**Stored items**
★ ★ ★

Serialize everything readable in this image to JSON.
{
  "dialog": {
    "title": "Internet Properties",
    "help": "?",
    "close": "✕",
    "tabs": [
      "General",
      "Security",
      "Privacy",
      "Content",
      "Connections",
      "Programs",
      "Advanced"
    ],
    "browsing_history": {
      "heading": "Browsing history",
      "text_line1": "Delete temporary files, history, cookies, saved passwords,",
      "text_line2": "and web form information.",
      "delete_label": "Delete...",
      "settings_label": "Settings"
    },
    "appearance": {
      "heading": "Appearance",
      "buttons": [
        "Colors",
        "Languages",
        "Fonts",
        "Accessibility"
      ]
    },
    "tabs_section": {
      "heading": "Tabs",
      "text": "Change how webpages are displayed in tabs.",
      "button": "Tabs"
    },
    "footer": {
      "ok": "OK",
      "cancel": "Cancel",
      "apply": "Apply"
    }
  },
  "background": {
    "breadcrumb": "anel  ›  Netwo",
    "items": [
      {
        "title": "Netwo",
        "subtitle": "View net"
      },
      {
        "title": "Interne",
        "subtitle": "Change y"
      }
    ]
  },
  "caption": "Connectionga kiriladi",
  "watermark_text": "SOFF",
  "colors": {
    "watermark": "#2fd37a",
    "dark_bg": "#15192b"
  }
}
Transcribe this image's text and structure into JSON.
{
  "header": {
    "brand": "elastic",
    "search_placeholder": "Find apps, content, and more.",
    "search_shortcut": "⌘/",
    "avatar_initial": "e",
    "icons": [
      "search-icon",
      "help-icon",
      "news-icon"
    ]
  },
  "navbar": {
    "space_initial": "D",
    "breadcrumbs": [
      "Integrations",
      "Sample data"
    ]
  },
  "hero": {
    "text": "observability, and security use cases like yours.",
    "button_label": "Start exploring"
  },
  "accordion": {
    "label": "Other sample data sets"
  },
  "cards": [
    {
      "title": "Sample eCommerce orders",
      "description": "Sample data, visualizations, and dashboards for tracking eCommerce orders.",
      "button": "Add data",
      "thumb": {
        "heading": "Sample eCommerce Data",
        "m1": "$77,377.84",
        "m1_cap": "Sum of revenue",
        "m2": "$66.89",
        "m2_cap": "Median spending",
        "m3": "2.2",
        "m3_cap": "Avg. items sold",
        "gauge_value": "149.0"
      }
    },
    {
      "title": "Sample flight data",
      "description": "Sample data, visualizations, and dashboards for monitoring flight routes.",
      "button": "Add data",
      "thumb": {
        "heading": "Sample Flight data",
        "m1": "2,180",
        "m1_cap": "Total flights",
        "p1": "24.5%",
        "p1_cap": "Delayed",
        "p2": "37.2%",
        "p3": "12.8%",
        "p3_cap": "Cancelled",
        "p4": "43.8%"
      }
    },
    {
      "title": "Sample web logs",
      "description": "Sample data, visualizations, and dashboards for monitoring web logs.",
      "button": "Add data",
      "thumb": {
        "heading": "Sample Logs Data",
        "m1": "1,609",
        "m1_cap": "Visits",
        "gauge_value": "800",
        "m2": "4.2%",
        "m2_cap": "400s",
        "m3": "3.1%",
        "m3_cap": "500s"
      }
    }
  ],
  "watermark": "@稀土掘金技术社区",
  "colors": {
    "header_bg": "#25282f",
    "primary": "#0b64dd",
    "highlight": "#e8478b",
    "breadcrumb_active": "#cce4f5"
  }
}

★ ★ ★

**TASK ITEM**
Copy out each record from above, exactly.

**TASK RESPONSE**
Serialize everything readable in this image to JSON.
{
  "dialog": {
    "title": "Internet Properties",
    "help": "?",
    "close": "✕",
    "tabs": [
      "General",
      "Security",
      "Privacy",
      "Content",
      "Connections",
      "Programs",
      "Advanced"
    ],
    "browsing_history": {
      "heading": "Browsing history",
      "text_line1": "Delete temporary files, history, cookies, saved passwords,",
      "text_line2": "and web form information.",
      "delete_label": "Delete...",
      "settings_label": "Settings"
    },
    "appearance": {
      "heading": "Appearance",
      "buttons": [
        "Colors",
        "Languages",
        "Fonts",
        "Accessibility"
      ]
    },
    "tabs_section": {
      "heading": "Tabs",
      "text": "Change how webpages are displayed in tabs.",
      "button": "Tabs"
    },
    "footer": {
      "ok": "OK",
      "cancel": "Cancel",
      "apply": "Apply"
    }
  },
  "background": {
    "breadcrumb": "anel  ›  Netwo",
    "items": [
      {
        "title": "Netwo",
        "subtitle": "View net"
      },
      {
        "title": "Interne",
        "subtitle": "Change y"
      }
    ]
  },
  "caption": "Connectionga kiriladi",
  "watermark_text": "SOFF",
  "colors": {
    "watermark": "#2fd37a",
    "dark_bg": "#15192b"
  }
}
Transcribe this image's text and structure into JSON.
{
  "header": {
    "brand": "elastic",
    "search_placeholder": "Find apps, content, and more.",
    "search_shortcut": "⌘/",
    "avatar_initial": "e",
    "icons": [
      "search-icon",
      "help-icon",
      "news-icon"
    ]
  },
  "navbar": {
    "space_initial": "D",
    "breadcrumbs": [
      "Integrations",
      "Sample data"
    ]
  },
  "hero": {
    "text": "observability, and security use cases like yours.",
    "button_label": "Start exploring"
  },
  "accordion": {
    "label": "Other sample data sets"
  },
  "cards": [
    {
      "title": "Sample eCommerce orders",
      "description": "Sample data, visualizations, and dashboards for tracking eCommerce orders.",
      "button": "Add data",
      "thumb": {
        "heading": "Sample eCommerce Data",
        "m1": "$77,377.84",
        "m1_cap": "Sum of revenue",
        "m2": "$66.89",
        "m2_cap": "Median spending",
        "m3": "2.2",
        "m3_cap": "Avg. items sold",
        "gauge_value": "149.0"
      }
    },
    {
      "title": "Sample flight data",
      "description": "Sample data, visualizations, and dashboards for monitoring flight routes.",
      "button": "Add data",
      "thumb": {
        "heading": "Sample Flight data",
        "m1": "2,180",
        "m1_cap": "Total flights",
        "p1": "24.5%",
        "p1_cap": "Delayed",
        "p2": "37.2%",
        "p3": "12.8%",
        "p3_cap": "Cancelled",
        "p4": "43.8%"
      }
    },
    {
      "title": "Sample web logs",
      "description": "Sample data, visualizations, and dashboards for monitoring web logs.",
      "button": "Add data",
      "thumb": {
        "heading": "Sample Logs Data",
        "m1": "1,609",
        "m1_cap": "Visits",
        "gauge_value": "800",
        "m2": "4.2%",
        "m2_cap": "400s",
        "m3": "3.1%",
        "m3_cap": "500s"
      }
    }
  ],
  "watermark": "@稀土掘金技术社区",
  "colors": {
    "header_bg": "#25282f",
    "primary": "#0b64dd",
    "highlight": "#e8478b",
    "breadcrumb_active": "#cce4f5"
  }
}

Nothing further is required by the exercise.